The sharp pain caused everything to go wonky, plus the impact with each step jarred the injured elbow. I started running on her right side, ready to throw a block like a linebacker if anyone got close. But she struggled to run.
At the next two water stops, we poured cold water over her elbow, hoping to convince it to chill. I knew she’d need an ice pack from the medical people when we finished.
Fortunately after the Mile 11 marker there’s a long flat stretch (it was a huge relief to take the 13.1 split instead of 26.2!) then a downhill to the Mile 12 marker. A couple with a dog held a sign that said “Puppy hugs!” so of course we stopped. On the bridge over Lamar, my 13-year old was waiting, and he tried to distract her as we launched ourselves up the last Enfield hill, then tried to run a bit downhill and around the last few turns. I know she was in a ridiculous amount of pain, but she kept putting one foot in front of the other. Across Lavaca, right turn on Colorado. Past the Capitol, past the Governor’s Mansion, and left on 11th.
Then the final turn onto Congress Avenue, a little more than one city block to go. Cheering spectators lined the barricades. We crossed the timing mats and I turned to congratulate Kim. She started yelling, all kinds of pissed off. I thought maybe she was just angry-emotional after finishing such a tough race? But no. Some woman came out of nowhere and jammed between her and the right side of the finish line archway thing. Which did not actually have room for another human. So she hit Kim’s right arm.
Why this woman didn’t pass on my left where a full traffic lane was practically empty, I don’t know. But her bump caused excruciating pain that made Kim stop and lean on the barricade (and yell some colorful language). A medic guy was standing right there, and I explained what happened. Another medic approached with a wheelchair and they took her away.

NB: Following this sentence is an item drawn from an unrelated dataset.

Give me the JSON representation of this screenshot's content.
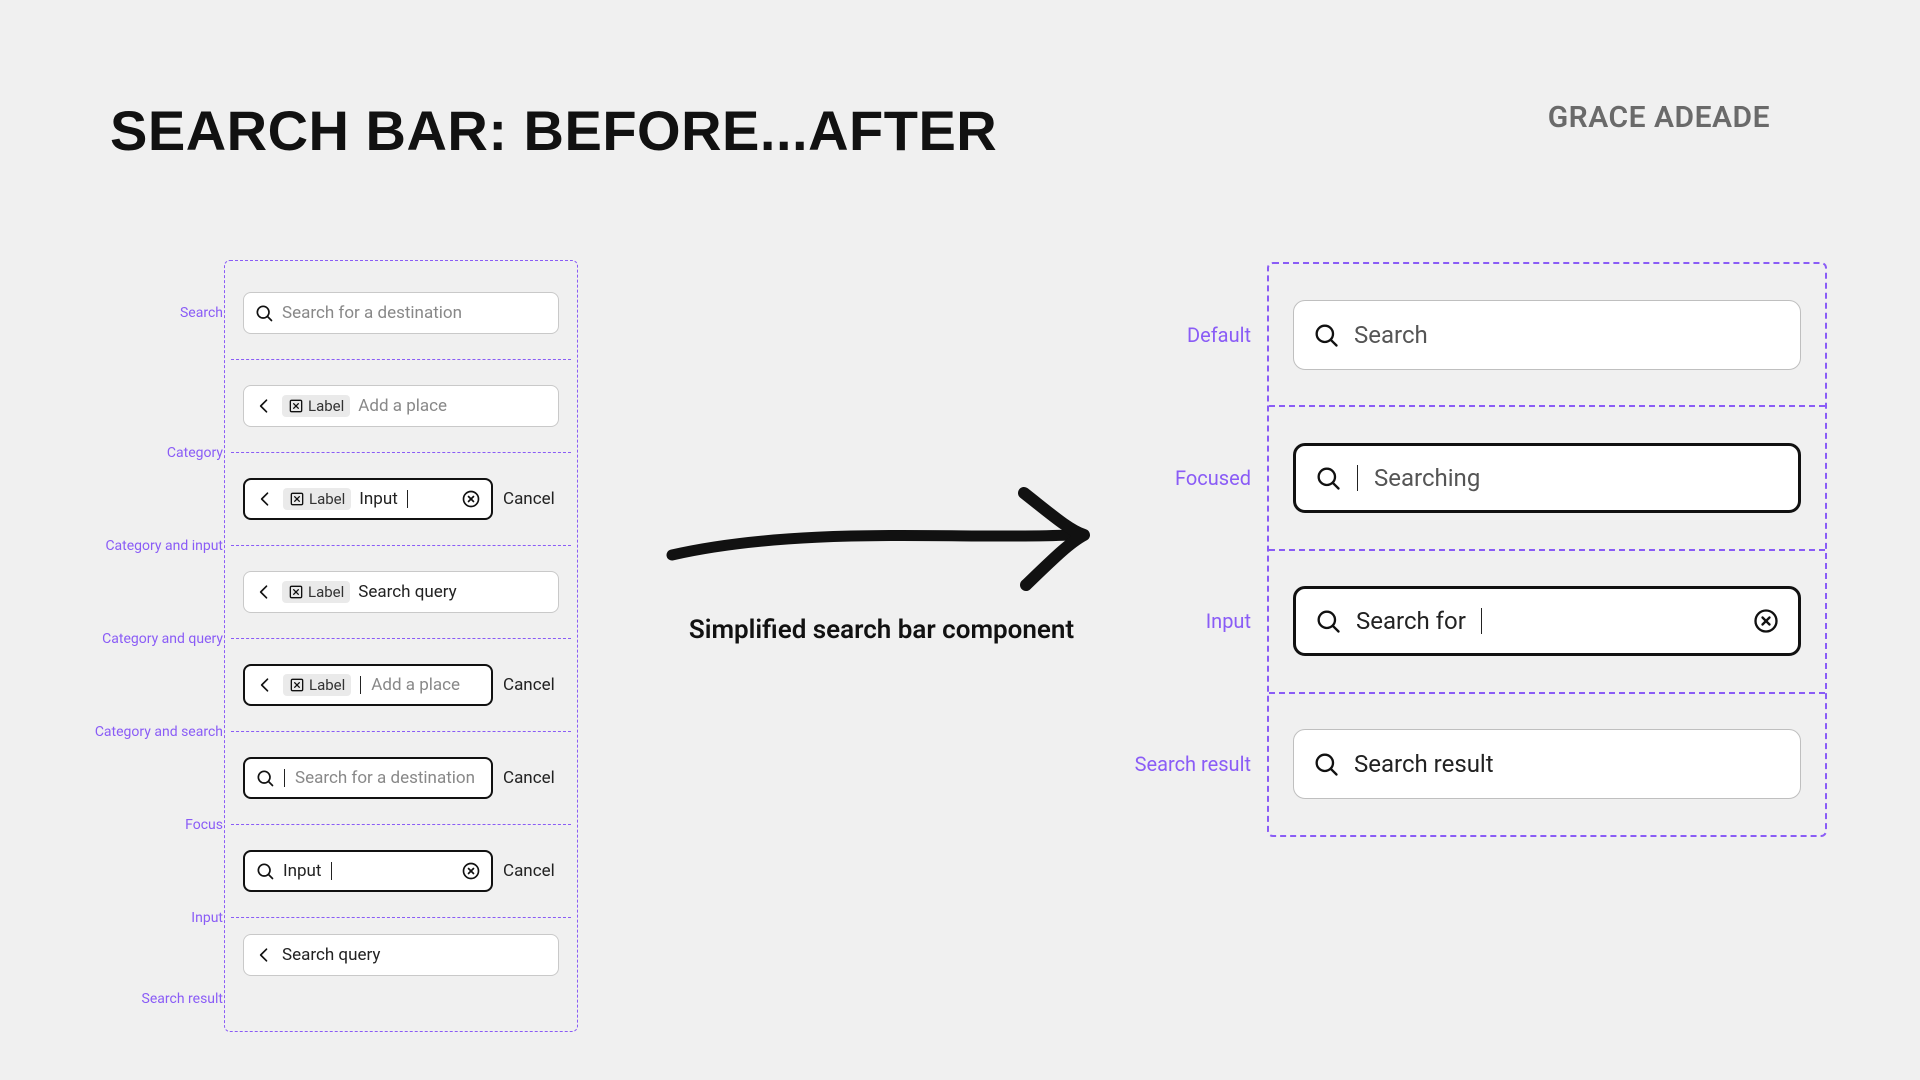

I got medals and took hers to the tent but they wouldn’t let me in. They promised they’d give it to her, so all I could do was wait. I texted Sara to let her know what was going on, then I picked up food and water, skipped the official race photo, then met my family at the exit. We circled back around to find her, but privacy rules meant they couldn’t tell me anything other than whether she was inside. I already knew the answer to that, and I tried to explain that she’s from out of town and I didn’t want to leave her alone. But then she came out with ice on her arm and looked a bit better.
They had fixed her up with ice—she said they were really efficient and kind—and helped her perk up enough to kick into nurse mode and let another runner squeeze her (left) hand when her blisters needed lancing. Another great thing was that when she left the medical area, she was deposited right back into the finisher chute to collect medals and food, and to take photos. I had gotten her a medal because I was afraid she wouldn’t get one, but my fears were completely unfounded.
We retrieved our gear-checked stuff and found Sara and John at–no surprise–the beer garden, along with some Rogue friends. After her two free beers and a change of shirt, Kim was much more cheerful. So we headed out for Mexican Food Recovery at El Arroyo. Enchiladas and a margarita FTW!
Considering the warm, humid conditions and our combined injury/undertraining situations, I’m not displeased with my time. Water and Nuun (and volunteers!) were plentiful on the course—a couple of times I thought, “Wow, another water stop already?” With the weather, I know frequent water stops made a huge difference.
I still don’t intend to run this race again, but that has everything to do with my dislike of hilly courses rather than the event itself. I love the way the race finishes in front of the Capitol, and it’s a well-organized, well-supported race. They need to do something about their app’s course map though. Mile 32 looks pretty tough.